* What you are asked to do
Below are the entries; tally the lines holding the string "Overlay" and give only that figure.
:: Materials provided
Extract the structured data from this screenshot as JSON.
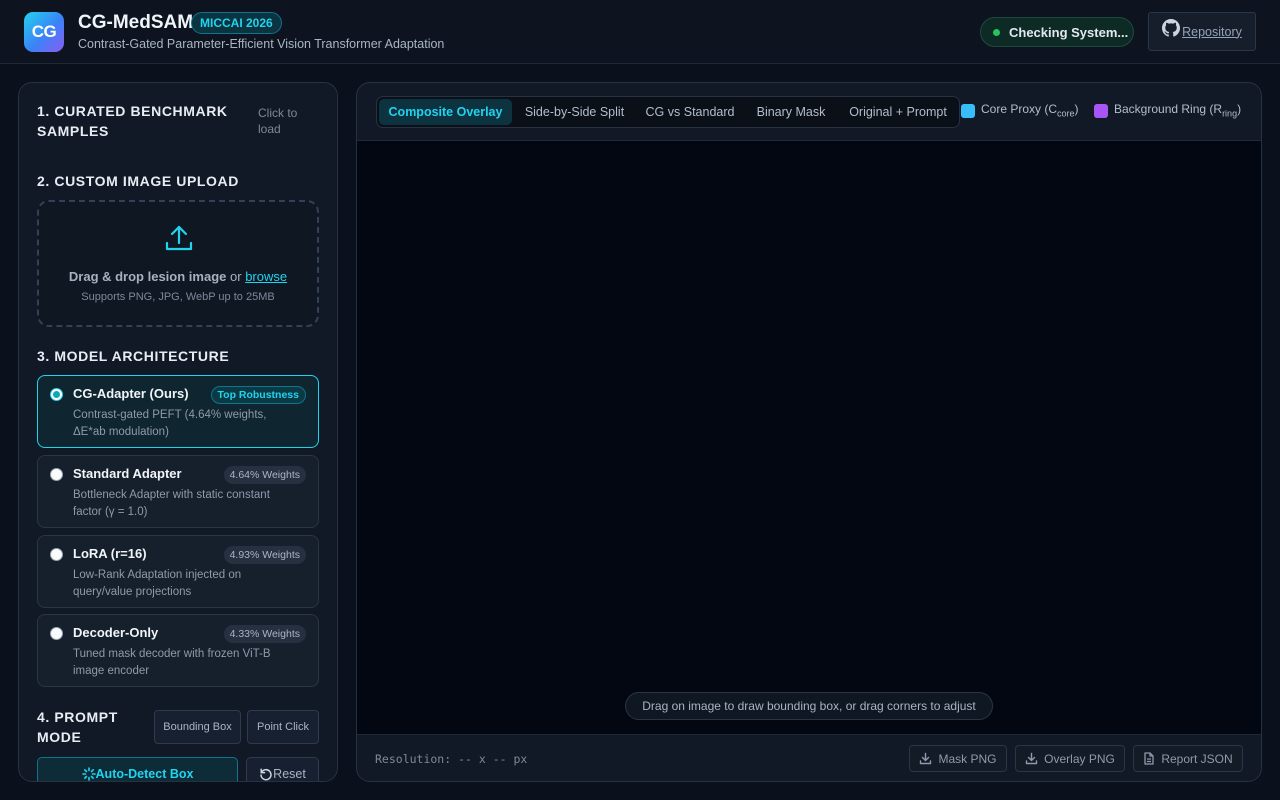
{
  "header": {
    "logo_text": "CG",
    "title": "CG-MedSAM",
    "badge": "MICCAI 2026",
    "subtitle": "Contrast-Gated Parameter-Efficient Vision Transformer Adaptation",
    "status": "Checking System...",
    "repo_label": "Repository",
    "repo_icon": "github-icon"
  },
  "sidebar": {
    "samples": {
      "title": "1. CURATED BENCHMARK SAMPLES",
      "hint": "Click to load"
    },
    "upload": {
      "title": "2. CUSTOM IMAGE UPLOAD",
      "drag_text": "Drag & drop lesion image",
      "or_text": "or",
      "browse": "browse",
      "formats": "Supports PNG, JPG, WebP up to 25MB",
      "icon": "upload-icon"
    },
    "models": {
      "title": "3. MODEL ARCHITECTURE",
      "selected": "CG-Adapter (Ours)",
      "items": [
        {
          "name": "CG-Adapter (Ours)",
          "tag": "Top Robustness",
          "desc": "Contrast-gated PEFT (4.64% weights, ΔE*ab modulation)"
        },
        {
          "name": "Standard Adapter",
          "tag": "4.64% Weights",
          "desc": "Bottleneck Adapter with static constant factor (γ = 1.0)"
        },
        {
          "name": "LoRA (r=16)",
          "tag": "4.93% Weights",
          "desc": "Low-Rank Adaptation injected on query/value projections"
        },
        {
          "name": "Decoder-Only",
          "tag": "4.33% Weights",
          "desc": "Tuned mask decoder with frozen ViT-B image encoder"
        }
      ]
    },
    "prompt": {
      "title": "4. PROMPT MODE",
      "modes": [
        "Bounding Box",
        "Point Click"
      ],
      "auto_detect": "Auto-Detect Box",
      "reset": "Reset"
    }
  },
  "viewer": {
    "tabs": [
      "Composite Overlay",
      "Side-by-Side Split",
      "CG vs Standard",
      "Binary Mask",
      "Original + Prompt"
    ],
    "active_tab": "Composite Overlay",
    "legend": [
      {
        "label": "Core Proxy (C",
        "sub": "core",
        "close": ")",
        "color": "#38bdf8"
      },
      {
        "label": "Background Ring (R",
        "sub": "ring",
        "close": ")",
        "color": "#a855f7"
      }
    ],
    "canvas_hint": "Drag on image to draw bounding box, or drag corners to adjust",
    "resolution": "Resolution: -- x -- px",
    "downloads": [
      "Mask PNG",
      "Overlay PNG",
      "Report JSON"
    ]
  },
  "colors": {
    "accent": "#22d3ee",
    "status_dot": "#22c55e",
    "background": "#0b111c"
  }
}
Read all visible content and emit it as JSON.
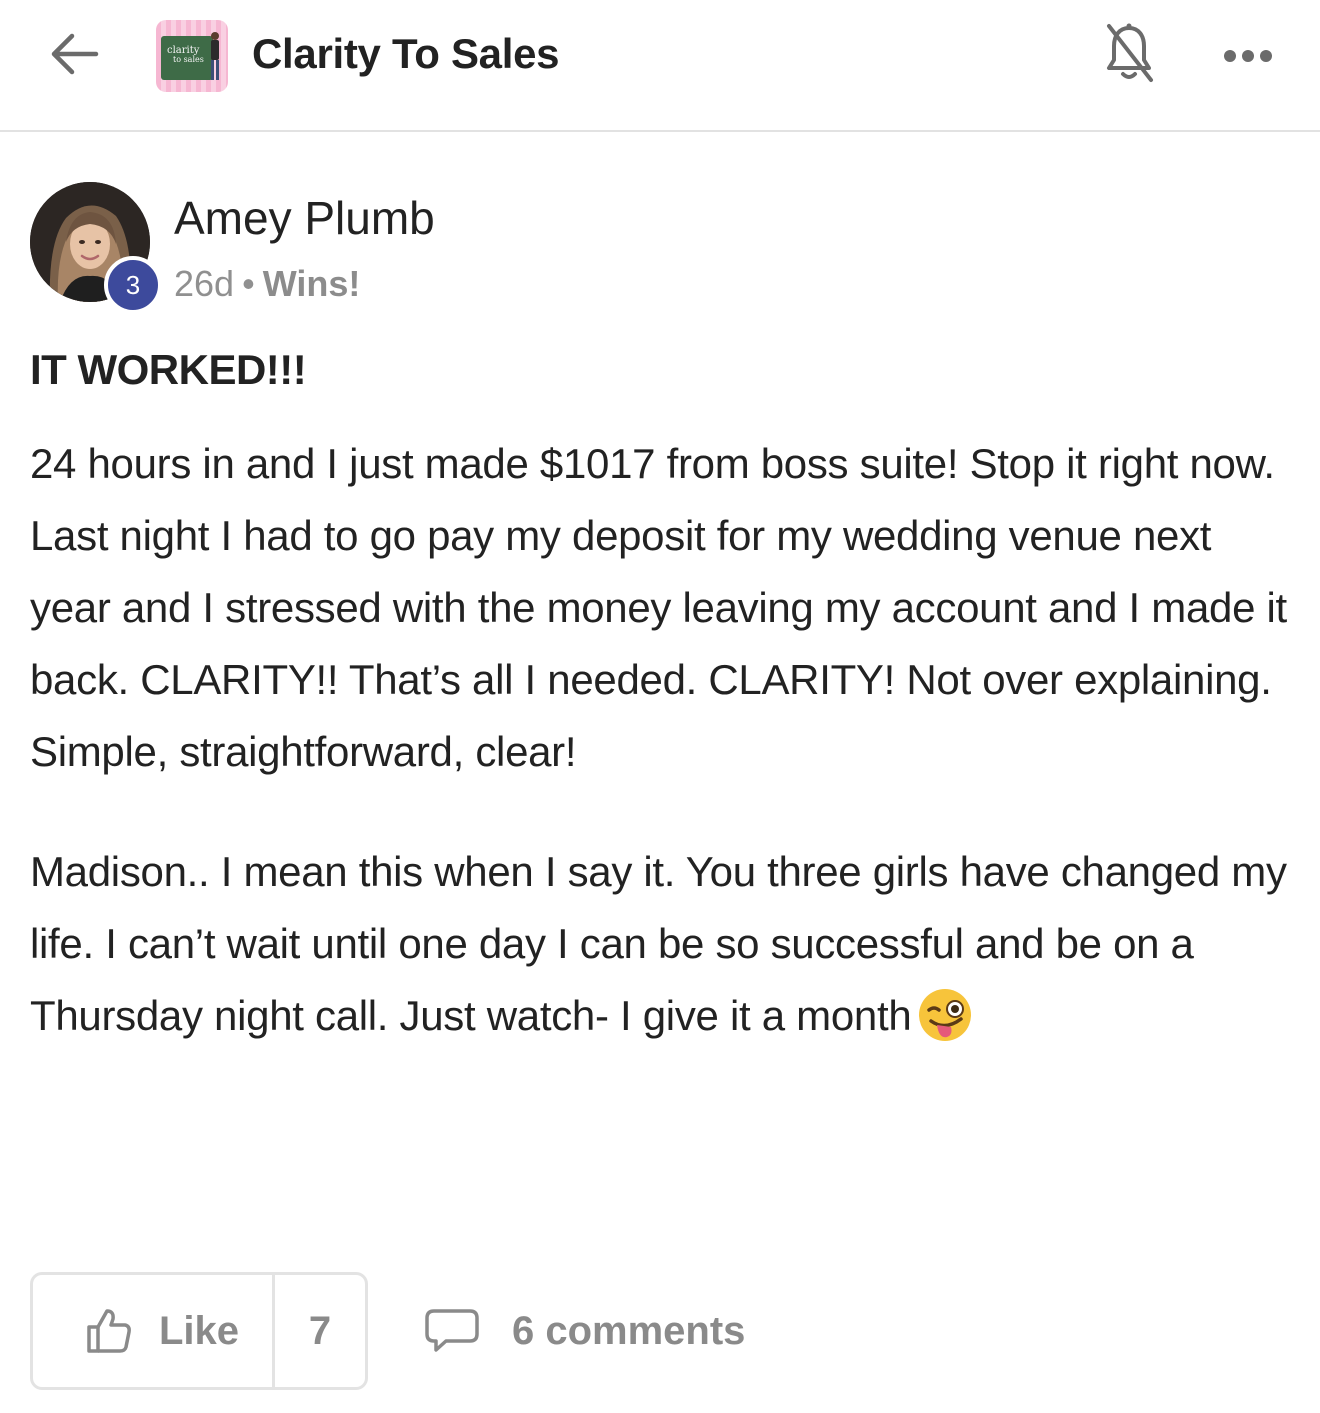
{
  "header": {
    "group_name": "Clarity To Sales",
    "logo_text_line1": "clarity",
    "logo_text_line2": "to sales",
    "icons": {
      "back": "arrow-left-icon",
      "notifications": "bell-off-icon",
      "more": "more-horizontal-icon"
    }
  },
  "post": {
    "author": "Amey Plumb",
    "level": "3",
    "age": "26d",
    "separator": "•",
    "category": "Wins!",
    "title": "IT WORKED!!!",
    "paragraph1": "24 hours in and I just made $1017 from boss suite! Stop it right now. Last night I had to go pay my deposit for my wedding venue next year and I stressed with the money leaving my account and I made it back. CLARITY!! That’s all I needed. CLARITY! Not over explaining. Simple, straightforward, clear!",
    "paragraph2": "Madison.. I mean this when I say it. You three girls have changed my life. I can’t wait until one day I can be so successful and be on a Thursday night call. Just watch- I give it a month",
    "emoji": "winking-face-with-tongue"
  },
  "actions": {
    "like_label": "Like",
    "like_count": "7",
    "comments_label": "6 comments",
    "icons": {
      "like": "thumbs-up-icon",
      "comments": "comment-bubble-icon"
    }
  },
  "colors": {
    "text": "#222222",
    "muted": "#909090",
    "badge": "#3d4a9c",
    "divider": "#e2e2e2"
  }
}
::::
* Solution below
3